- a concave polygon is a simple polygon having at least one interior angle greater than 180 deg.
- A complex polygon does cross itself.

Use of Polygons in Real-time imagery. The imaging
system calls up the structure of polygons needed for the scene to
be created from the database. This is transferred to active memory
and finally, to the display system (screen, TV monitors etc) so
that the scene can be viewed. During this process, the imaging
system renders polygons in correct perspective ready for
transmission of the processed data to the display system. Although
polygons are two dimensional, through the system computer they are
placed in a visual scene in the correct three-dimensional
orientation so that as the viewing point moves through the scene,
it is perceived in 3D.

Morphing. To avoid artificial effects at polygon
boundaries where the planes of contiguous polygons are at different
angle, so called 'Morphing Algorithms' are used. These blend,
soften or smooth the polygon edges so that the scene looks less
artificial and more like the real world.

Polygon Count. Since a polygon can have many
sides and need many points to define it, in order to compare one
imaging system with another, "polygon count" is generally taken as
a triangle. A triangle is processed as three points in the x,y, and
z axes, needing nine geometrical descriptors. In addition, coding
is applied to each polygon for colour, brightness, shading,
texture, NVG (intensifier or night vision), Infra-Red
characteristics and so on. When analysing the characteristics of a
particular imaging system, the exact definition of polygon count
should be obtained as it applies to that system.

Meshed Polygons. The number of meshed polygons
(`meshed' is like a fish net) can be up to twice that of
free-standing unmeshed polygons, particularly if the polygons are
contiguous. If a square mesh has n + 1 points (vertices) per side,
there are n squared squares in the mesh, or 2n squared triangles
since there are two triangles in a square. There are (n+1) 2/2n2
vertices per triangle. Where n is large, this approaches one half.
Or, each vertex inside the square mesh connects four edges
(lines).

Vertex Count. Because of effects such as the
above, a count of Vertices may be more reliable than Polygon count
as an indicator of the capability of an imaging system.
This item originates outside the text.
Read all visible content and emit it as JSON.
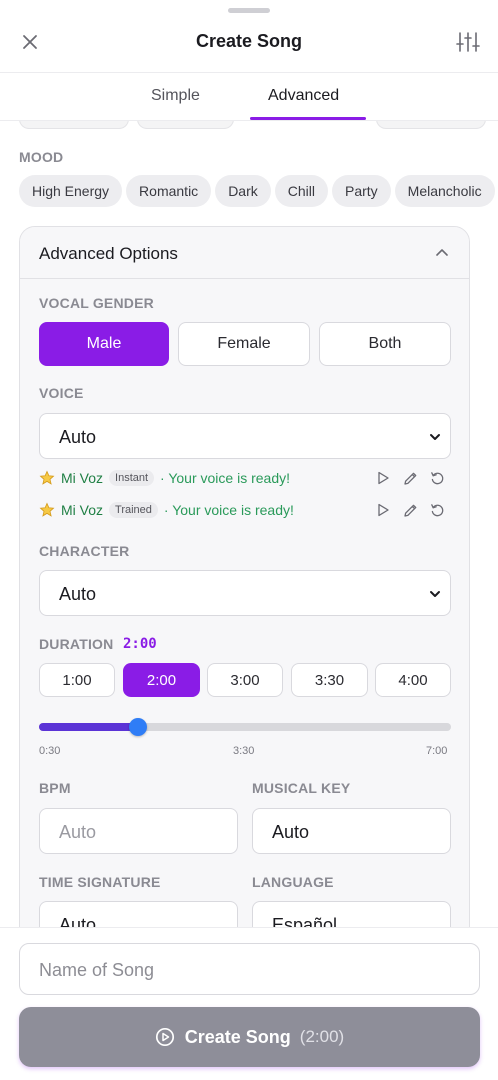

Point in polygon test. In computer
graphics and computational
geometry, it is often necessary to determine whether a given
point P = (x0,y0) lies inside a simple polygon given by a sequence
of line segments. It is known as the Point in
polygon test.

## External links

## See also

## References

- Coxeter, H.S.M.; Regular Polytopes, (Methuen and Co., 1948).
- Cromwell, P.;Polyhedra, CUP hbk (1997), pbk. (1999).
- Grünbaum, B.; Are your polyhedra the same as my polyhedra? Discrete and comput. geom: the Goodman-Pollack festschrift, ed. Aronov et al. Springer (2003) pp. 461-488.'' (pdf)

polygons in Aragonese: Poligono

polygons in Asturian: Polígonu

polygons in Bosnian: Poligon

polygons in Bulgarian: Многоъгълник

polygons in Catalan: Polígon

polygons in Czech: Mnohoúhelník

polygons in Danish: Polygon

polygons in German: Polygon

polygons in Estonian: Hulknurk

polygons in Modern Greek (1453-): Πολύγωνο

polygons in Spanish: Polígono

polygons in Esperanto: Plurlatero

polygons in Basque: Poligono

polygons in French: Polygone

polygons in Scottish Gaelic: Poileagan

polygons in Galician: Polígono

polygons in Korean: 다각형

polygons in Croatian: Mnogokut

polygons in Ido: Poligono

polygons in Italian: Poligono

polygons in Hebrew: מצולע

polygons in Georgian: პენტაკონტაგონი

polygons in Haitian: Poligòn

polygons in Hungarian: Sokszög

polygons in Malayalam: ബഹുഭുജം

polygons in Dutch: Veelhoek

polygons in Japanese: 多角形

polygons in Norwegian: Polygon

polygons in Low German: Veeleck

polygons in Polish: Wielokąt

polygons in Portuguese: Polígono

polygons in Romanian: Poligon

polygons in Russian: Многоугольник

polygons in Simple English: Polygon

polygons in Slovak: Mnohouholník

polygons in Slovenian: Mnogokotnik

polygons in Serbian: Многоугао

polygons in Finnish: Monikulmio

polygons in Swedish: Polygon

polygons in Tamil: பல்கோணம்

polygons in Thai: รูปหลายเหลี่ยม

polygons in Vietnamese: Đa giác

polygons in Turkish: Çokgen

polygons in Ukrainian: Багатокутник

polygons in Yiddish: פילעק

polygons in Contenese: 多邊形

polygons in Chinese: 多边形